5. Technical Metadata

Technical metadata comes in handy for digital object management. It includes file type, size, type of compression used, creation date, and time.

6. Structural Metadata

Structural metadata provides details on how the data is stored. You can get this information just by observing in most situations. For example, when you see a book, the structural metadata that would be provided would let you know if the book has a hardcover or soft one, the weight of the book, and also its shape.

How to Deal with Metadata

Since metadata still gives enough information that can be used to link your activities to you, it undermines your effort to stay anonymous hence the need to remove or reduce it.

Create Noise

Creating noise is one of the most effective ways of reducing metadata from a file. By inducing noise, you are producing additional data so that the metadata would be inaccurate and useless.

Use Software

Online services generate metadata as you use them, and they use this to learn more about you. So instead of using online services for a task, use open-source software.

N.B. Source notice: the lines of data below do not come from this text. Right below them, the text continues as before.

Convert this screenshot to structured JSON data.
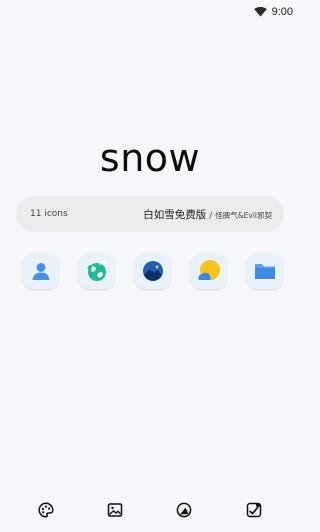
{
  "status_bar": {
    "time": "9:00",
    "wifi_icon": "wifi-icon"
  },
  "header": {
    "title": "snow"
  },
  "info": {
    "icon_count": "11 icons",
    "author_main": "白如雪免费版",
    "separator": "/",
    "author_secondary": "怪脾气&Evil邪契"
  },
  "preview_icons": [
    {
      "name": "contacts-icon",
      "color": "#4a90e2"
    },
    {
      "name": "globe-icon",
      "color": "#1fb89a"
    },
    {
      "name": "wallpaper-icon",
      "color": "#1e5fb8"
    },
    {
      "name": "weather-icon",
      "color": "#f5c518"
    },
    {
      "name": "folder-icon",
      "color": "#3d8ae6"
    }
  ],
  "bottom_nav": [
    {
      "name": "theme-palette-icon"
    },
    {
      "name": "wallpaper-gallery-icon"
    },
    {
      "name": "icon-pack-icon"
    },
    {
      "name": "apply-icon"
    }
  ],
  "colors": {
    "background": "#f6f7fa",
    "pill": "#ececef",
    "icon_tile": "#e9f1fb"
  }
}
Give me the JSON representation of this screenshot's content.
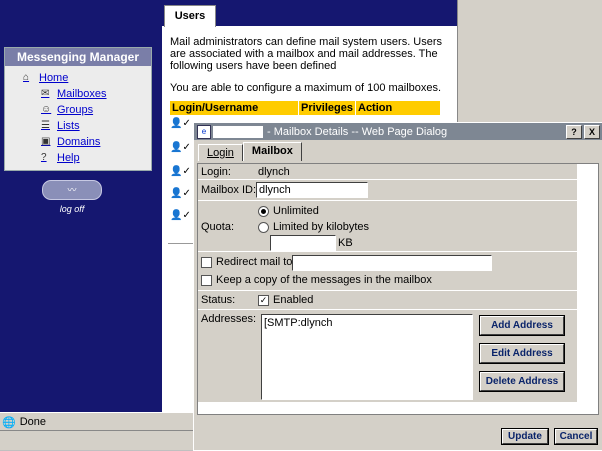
{
  "nav": {
    "title": "Messenging Manager",
    "items": [
      {
        "label": "Home",
        "icon": "home-icon"
      },
      {
        "label": "Mailboxes",
        "icon": "mailbox-icon"
      },
      {
        "label": "Groups",
        "icon": "group-icon"
      },
      {
        "label": "Lists",
        "icon": "list-icon"
      },
      {
        "label": "Domains",
        "icon": "domain-icon"
      },
      {
        "label": "Help",
        "icon": "help-icon"
      }
    ],
    "logoff_label": "log off"
  },
  "content": {
    "tab": "Users",
    "intro": "Mail administrators can define mail system users. Users are associated with a mailbox and mail addresses. The following users have been defined",
    "limit": "You are able to configure a maximum of 100 mailboxes.",
    "columns": [
      "Login/Username",
      "Privileges",
      "Action"
    ]
  },
  "statusbar": {
    "text": "Done"
  },
  "dialog": {
    "title": "- Mailbox Details -- Web Page Dialog",
    "help_btn": "?",
    "close_btn": "X",
    "tabs": [
      "Login",
      "Mailbox"
    ],
    "login_label": "Login:",
    "login_value": "dlynch",
    "mailbox_id_label": "Mailbox ID:",
    "mailbox_id_value": "dlynch",
    "quota_label": "Quota:",
    "quota_unlimited": "Unlimited",
    "quota_limited": "Limited by kilobytes",
    "quota_unit": "KB",
    "redirect_label": "Redirect mail to",
    "keep_copy_label": "Keep a copy of the messages in the mailbox",
    "status_label": "Status:",
    "enabled_label": "Enabled",
    "addresses_label": "Addresses:",
    "addresses": [
      "[SMTP:dlynch"
    ],
    "add_address": "Add Address",
    "edit_address": "Edit Address",
    "delete_address": "Delete Address",
    "update": "Update",
    "cancel": "Cancel"
  }
}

You will also need to use software to remove the metadata that is added to images and documents from the source programs. Examples of tools you can use to remove these include; ImageOptim for mac OS X, Metadata Anonymization Toolkit for Linux, and Microsoft Office Document Inspector for windows.

Uses of Metadata

1. Metadata for Tracking

Metadata is used by online retailers to track your activities online so they can build a profile of you. with all of this information, they will know your routine and preferences and market their products to you.

Metadata can also be used by your ISP to monitor your web activities.

2. Social Media

When you try to sign up for third party services via social networks like Facebook, these apps request access to your personal information. They are trying to use the metadata the social network has stored about you so they can also better identify you. Data such as your liked pages and your interests on Facebook can also be used to send targeted ads your way.

3. Database Management

When it concerns database management, metadata refers to the size and format of a data item. It helps in the interpretation of database data.

4. Computer Files

Every file has its own metadata that helps the computer better understand what it is working with, and also so that the user would understand the file quickly. 

5. Web Searches

With metadata, web pages can be searched for easily using the right keywords. This is possible as every web page has metadata that includes keywords, page title, description, and the date published among others.

6. Email

Emails include data such as the email address and names of both sender and receiver. Other details include the IP address of the sender, time, and subject. For emails, metadata is used to get the recipient right, and for proper display of the message.

7. Phone

Metadata is used to connect calls and log calls that are made for billing. It may include the caller’s phone number, the time the call was made, its duration, and the locations of both parties.


As useful as metadata is, it can be a nuisance if you are looking to keep a very low profile on the internet. Even if metadata isn’t the data itself, it can be used to identify you and your activities online.  It doesn’t give away your data but gives some detail about your data that can be used to track you, so it’s best to do away with metadata if you are keen on your online privacy and anonymity.